• _Task description_: From the records that follow, give the number of lines that include the word "icon", with no further words.

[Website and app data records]
#####

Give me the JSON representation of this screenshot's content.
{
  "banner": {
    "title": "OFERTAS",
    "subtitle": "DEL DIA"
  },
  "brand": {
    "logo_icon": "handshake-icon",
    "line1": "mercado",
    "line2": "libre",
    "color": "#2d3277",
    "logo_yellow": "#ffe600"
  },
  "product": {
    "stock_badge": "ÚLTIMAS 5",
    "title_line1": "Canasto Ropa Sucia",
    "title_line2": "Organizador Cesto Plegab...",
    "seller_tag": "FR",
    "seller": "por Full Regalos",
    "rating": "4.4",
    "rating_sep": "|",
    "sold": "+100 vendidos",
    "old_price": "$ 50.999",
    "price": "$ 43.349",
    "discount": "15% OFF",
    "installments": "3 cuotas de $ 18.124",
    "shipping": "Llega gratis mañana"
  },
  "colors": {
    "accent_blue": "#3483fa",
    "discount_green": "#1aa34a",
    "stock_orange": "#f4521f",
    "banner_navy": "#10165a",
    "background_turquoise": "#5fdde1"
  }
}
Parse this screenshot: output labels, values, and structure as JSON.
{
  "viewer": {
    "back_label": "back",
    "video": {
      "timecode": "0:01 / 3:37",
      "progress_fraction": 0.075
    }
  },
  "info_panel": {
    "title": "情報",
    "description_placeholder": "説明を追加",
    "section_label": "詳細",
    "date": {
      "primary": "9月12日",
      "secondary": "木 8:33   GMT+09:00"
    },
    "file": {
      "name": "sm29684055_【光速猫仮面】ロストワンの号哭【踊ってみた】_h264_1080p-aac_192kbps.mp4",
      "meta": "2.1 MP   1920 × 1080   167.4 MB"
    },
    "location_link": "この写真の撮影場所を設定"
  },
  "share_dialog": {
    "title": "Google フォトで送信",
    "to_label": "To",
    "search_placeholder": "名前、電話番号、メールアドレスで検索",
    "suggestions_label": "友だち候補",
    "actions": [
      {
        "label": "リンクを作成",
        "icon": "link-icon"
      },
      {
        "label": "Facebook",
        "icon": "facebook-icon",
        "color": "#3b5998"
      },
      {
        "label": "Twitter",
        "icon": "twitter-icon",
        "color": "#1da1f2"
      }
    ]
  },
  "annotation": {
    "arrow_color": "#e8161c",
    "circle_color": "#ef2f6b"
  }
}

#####

• _Answer box_: 4